The price of gold is determined by supply and demand, but because gold can be reused and production holds long lead times, for example, opening a mine can take several years, demand plays a bigger role than the supply on the price development. Demand for gold is driven by several factors, but in general it can be said that the price correlates negatively with factors such as the stock market’s rise and fall in inflation. After rising prices for almost a decade, the price of gold reached its peak in late 2011 with a price of scarce 1 900 USD/oz. After 2011 the price has been decreasing, however, during the latest months, a rebound has occurred. As of mid-august 2016, the price of gold was 1 327 USD/oz.

The general gold price decline since 2011 has affected the mining companies’ values, which in turn has affected gold exploration companies’ shares. In the long term, there is potential for the rise in the price of gold, among other things because of a possible slowdown in China’s economy.

Meanwhile, Russia’s anticipated economic recovery has been delayed, and the country continues to adjust to an adverse external environment of lower oil prices and international sanctions.
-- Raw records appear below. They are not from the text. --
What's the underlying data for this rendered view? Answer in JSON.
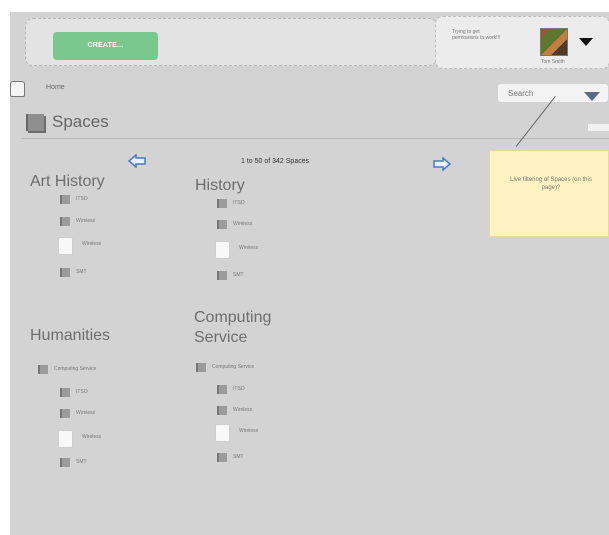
{
  "toolbar": {
    "create_label": "CREATE..."
  },
  "notice": {
    "text": "Trying to get permissions to work!!!"
  },
  "user": {
    "name": "Tom Smith"
  },
  "breadcrumb": {
    "home": "Home"
  },
  "search": {
    "placeholder": "Search"
  },
  "page": {
    "title": "Spaces",
    "pager_text": "1 to 50 of 342 Spaces"
  },
  "tooltip": {
    "text": "Live filtering of Spaces (on this page)?"
  },
  "groups": {
    "art_history": {
      "title": "Art History",
      "items": [
        "ITSO",
        "Wireless",
        "Wireless",
        "SMT"
      ]
    },
    "history": {
      "title": "History",
      "items": [
        "ITSO",
        "Wireless",
        "Wireless",
        "SMT"
      ]
    },
    "humanities": {
      "title": "Humanities",
      "items": [
        "Computing Service",
        "ITSO",
        "Wireless",
        "Wireless",
        "SMT"
      ]
    },
    "computing_service": {
      "title": "Computing Service",
      "items": [
        "Computing Service",
        "ITSO",
        "Wireless",
        "Wireless",
        "SMT"
      ]
    }
  },
  "icons": {
    "home": "home-icon",
    "spaces": "spaces-icon",
    "left_arrow": "arrow-left-icon",
    "right_arrow": "arrow-right-icon",
    "search_dropdown": "chevron-down-icon",
    "user_dropdown": "chevron-down-icon"
  },
  "colors": {
    "create_button": "#79c98f",
    "tooltip": "#fff2c2",
    "search_arrow": "#5e6a85"
  }
}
In 2015, the consequences of these twin shocks caused real GDP to contract 3.7 percent. The adjustment to the worsening external environment caused an estimated 10 percent drop in gross domestic income, which had a negative effect on consumer demand and discouraged investment. Thus far, the government’s policy response has facilitated Russia’s economic adjustment. Thanks to the Central Bank’s flexible exchange rate policy, the exchange rate alignment improved which supported the economic transition. Due to the flexible exchange rate, the fiscal impact of the adjustment was less severe for Russia than it was for other oil exporters, though a fiscal consolidation plan remains necessary. Moreover, the depreciation has presented Russia with an opportunity for a broad-based improvement in Russia’s international competitiveness and to transform its export profile by diversifying away from primary commodities. The World Bank expects that the Russian economy faces a long journey to recovery. While the conditions that pushed Russia’s economy into recession may be gradually abating, the World Bank’s current baseline scenario anticipates a further contraction of 1.9 percent in 2016, before growth is expected to resume at a modest rate of 1.1 percent in 2017. Meanwhile, the continuing recession is projected to partially reverse Russia’s recent progress in alleviating poverty and promoting shared prosperity. The World Bank emphasizes that risks to Russia’s economic outlook are tilted to the downside. The economy faces strong headwinds from an uncertain global recovery. Russia’s longer-term growth path will depend on the strength of its structural reforms. Economic reforms designed to bolster investor confidence could, according to the World Bank, greatly enhance Russia’s long-term growth prospects. Administrative barriers to doing business, high transportation and logistics costs, and the perception of an uneven playing field all discourage investment, particularly in the non-resource sectors. The Russian ruble has declined in value against other currencies during the recent years. The Russian ruble has weakened by about 10 percent against the Swedish krona, and by about 11 percent against the US dollar, during 2016. During 2015, the fall towards the Swedish krona was about 18 percent and in 2014 the ruble depreciated by almost 31 percent. The weakened ruble has led to companies that have their revenues and funding in other currencies (than ruble), and costs in rubles, have experienced a decline in the cost of its operations in Russia.

For a recent update on the world gold market, go to www.gold.org